ACTIVITY: From the entries below, count every line that contains the word "Area". Please give the number and nothing else.

TASK INPUTS:
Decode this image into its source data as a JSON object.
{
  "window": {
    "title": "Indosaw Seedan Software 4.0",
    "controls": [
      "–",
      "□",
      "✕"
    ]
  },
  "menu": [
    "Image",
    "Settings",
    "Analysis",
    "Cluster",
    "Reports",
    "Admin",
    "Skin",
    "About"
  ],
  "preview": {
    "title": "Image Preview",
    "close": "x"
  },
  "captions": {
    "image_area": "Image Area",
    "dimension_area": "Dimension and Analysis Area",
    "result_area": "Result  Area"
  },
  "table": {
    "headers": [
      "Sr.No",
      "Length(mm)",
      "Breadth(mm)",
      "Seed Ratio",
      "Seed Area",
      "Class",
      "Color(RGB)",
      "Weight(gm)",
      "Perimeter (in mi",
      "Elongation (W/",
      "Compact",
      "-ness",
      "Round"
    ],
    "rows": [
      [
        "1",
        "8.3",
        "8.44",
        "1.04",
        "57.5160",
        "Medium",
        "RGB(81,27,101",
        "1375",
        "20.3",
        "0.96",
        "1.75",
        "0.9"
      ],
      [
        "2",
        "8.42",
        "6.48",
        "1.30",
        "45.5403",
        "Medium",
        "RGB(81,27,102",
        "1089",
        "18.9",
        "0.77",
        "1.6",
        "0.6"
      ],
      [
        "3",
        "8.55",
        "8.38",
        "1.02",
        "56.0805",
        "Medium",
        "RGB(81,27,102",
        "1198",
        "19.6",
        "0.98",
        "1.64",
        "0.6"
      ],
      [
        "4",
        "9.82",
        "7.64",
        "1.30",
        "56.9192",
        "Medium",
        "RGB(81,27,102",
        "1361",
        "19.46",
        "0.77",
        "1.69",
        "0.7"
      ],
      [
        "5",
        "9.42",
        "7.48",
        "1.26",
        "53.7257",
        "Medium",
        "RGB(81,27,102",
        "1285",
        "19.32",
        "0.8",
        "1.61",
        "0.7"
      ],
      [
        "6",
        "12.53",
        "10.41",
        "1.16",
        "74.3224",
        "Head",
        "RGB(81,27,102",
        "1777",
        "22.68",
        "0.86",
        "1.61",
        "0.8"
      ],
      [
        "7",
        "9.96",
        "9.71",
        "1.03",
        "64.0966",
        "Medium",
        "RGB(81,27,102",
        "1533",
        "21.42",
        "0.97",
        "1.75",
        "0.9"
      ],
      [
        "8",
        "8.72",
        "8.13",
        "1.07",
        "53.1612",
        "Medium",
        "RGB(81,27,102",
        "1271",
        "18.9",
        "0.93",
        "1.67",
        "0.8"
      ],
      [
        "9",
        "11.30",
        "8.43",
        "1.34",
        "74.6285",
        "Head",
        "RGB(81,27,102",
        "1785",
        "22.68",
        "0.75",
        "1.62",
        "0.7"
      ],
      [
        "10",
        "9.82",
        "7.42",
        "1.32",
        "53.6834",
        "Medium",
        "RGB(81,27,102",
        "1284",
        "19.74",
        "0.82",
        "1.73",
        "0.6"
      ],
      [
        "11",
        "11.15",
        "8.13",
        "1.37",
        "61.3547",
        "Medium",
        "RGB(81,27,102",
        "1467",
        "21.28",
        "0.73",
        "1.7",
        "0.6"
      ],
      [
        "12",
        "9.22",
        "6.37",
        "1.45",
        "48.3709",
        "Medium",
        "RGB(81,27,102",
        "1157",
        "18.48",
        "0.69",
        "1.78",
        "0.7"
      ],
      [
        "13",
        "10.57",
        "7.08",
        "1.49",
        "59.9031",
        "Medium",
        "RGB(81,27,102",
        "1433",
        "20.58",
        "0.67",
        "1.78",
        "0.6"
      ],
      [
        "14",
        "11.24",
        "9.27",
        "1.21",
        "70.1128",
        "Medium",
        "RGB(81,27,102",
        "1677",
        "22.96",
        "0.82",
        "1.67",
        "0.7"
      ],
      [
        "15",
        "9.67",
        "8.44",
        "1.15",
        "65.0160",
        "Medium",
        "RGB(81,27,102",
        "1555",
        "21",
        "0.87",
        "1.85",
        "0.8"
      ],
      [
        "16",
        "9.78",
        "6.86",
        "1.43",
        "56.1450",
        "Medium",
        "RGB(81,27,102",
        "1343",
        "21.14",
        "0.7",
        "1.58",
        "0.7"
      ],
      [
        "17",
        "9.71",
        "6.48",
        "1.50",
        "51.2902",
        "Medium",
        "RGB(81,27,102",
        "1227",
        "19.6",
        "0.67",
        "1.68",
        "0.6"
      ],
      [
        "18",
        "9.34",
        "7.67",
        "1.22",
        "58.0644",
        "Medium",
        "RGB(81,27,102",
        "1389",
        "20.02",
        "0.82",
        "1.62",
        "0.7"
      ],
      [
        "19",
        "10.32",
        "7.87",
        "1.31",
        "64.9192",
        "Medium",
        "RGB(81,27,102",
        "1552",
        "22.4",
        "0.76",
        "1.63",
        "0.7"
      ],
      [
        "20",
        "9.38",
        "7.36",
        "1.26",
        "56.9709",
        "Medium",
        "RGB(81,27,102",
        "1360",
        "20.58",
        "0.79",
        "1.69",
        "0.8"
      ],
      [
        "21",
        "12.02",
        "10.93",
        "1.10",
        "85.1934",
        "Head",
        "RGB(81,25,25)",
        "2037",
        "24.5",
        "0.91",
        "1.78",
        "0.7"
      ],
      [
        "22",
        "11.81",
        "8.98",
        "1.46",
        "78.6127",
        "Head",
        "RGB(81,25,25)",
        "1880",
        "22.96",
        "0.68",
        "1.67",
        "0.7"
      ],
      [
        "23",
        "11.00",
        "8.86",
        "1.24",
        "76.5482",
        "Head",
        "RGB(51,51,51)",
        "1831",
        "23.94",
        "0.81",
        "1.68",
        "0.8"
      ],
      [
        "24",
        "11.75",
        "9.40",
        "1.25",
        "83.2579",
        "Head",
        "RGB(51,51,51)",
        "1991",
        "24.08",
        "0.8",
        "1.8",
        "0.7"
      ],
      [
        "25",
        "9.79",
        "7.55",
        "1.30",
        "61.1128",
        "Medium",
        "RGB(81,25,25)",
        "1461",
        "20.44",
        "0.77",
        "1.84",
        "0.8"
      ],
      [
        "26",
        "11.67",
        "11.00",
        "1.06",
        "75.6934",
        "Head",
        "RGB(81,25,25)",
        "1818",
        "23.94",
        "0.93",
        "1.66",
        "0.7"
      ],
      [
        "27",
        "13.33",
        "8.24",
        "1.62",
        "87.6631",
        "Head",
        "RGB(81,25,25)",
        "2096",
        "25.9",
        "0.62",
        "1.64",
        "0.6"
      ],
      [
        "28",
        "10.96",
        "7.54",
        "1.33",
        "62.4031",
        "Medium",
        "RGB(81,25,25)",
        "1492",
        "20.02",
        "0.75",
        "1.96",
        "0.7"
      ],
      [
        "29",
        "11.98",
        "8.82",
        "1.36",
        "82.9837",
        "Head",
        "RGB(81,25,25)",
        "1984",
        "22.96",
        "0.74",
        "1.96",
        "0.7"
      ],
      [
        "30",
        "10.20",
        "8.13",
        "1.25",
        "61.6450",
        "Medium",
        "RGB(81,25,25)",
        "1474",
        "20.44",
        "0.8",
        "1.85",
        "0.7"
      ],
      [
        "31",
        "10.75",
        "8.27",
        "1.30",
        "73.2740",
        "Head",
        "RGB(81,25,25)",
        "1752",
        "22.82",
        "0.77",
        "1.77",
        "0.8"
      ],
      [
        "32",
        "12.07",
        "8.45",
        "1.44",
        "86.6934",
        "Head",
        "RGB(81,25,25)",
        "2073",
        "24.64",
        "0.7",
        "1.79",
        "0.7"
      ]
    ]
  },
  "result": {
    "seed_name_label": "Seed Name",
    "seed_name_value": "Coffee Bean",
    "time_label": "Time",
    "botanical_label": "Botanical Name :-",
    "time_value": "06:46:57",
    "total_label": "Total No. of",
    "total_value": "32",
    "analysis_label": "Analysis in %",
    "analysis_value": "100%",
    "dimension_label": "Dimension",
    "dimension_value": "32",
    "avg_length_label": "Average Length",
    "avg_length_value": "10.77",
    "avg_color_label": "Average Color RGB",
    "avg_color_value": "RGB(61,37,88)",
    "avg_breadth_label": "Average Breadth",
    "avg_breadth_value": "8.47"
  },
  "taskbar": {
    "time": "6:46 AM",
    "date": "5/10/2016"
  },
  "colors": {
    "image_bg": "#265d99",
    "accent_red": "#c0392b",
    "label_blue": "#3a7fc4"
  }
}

RESPONSE TO THIS EXERCISE: 4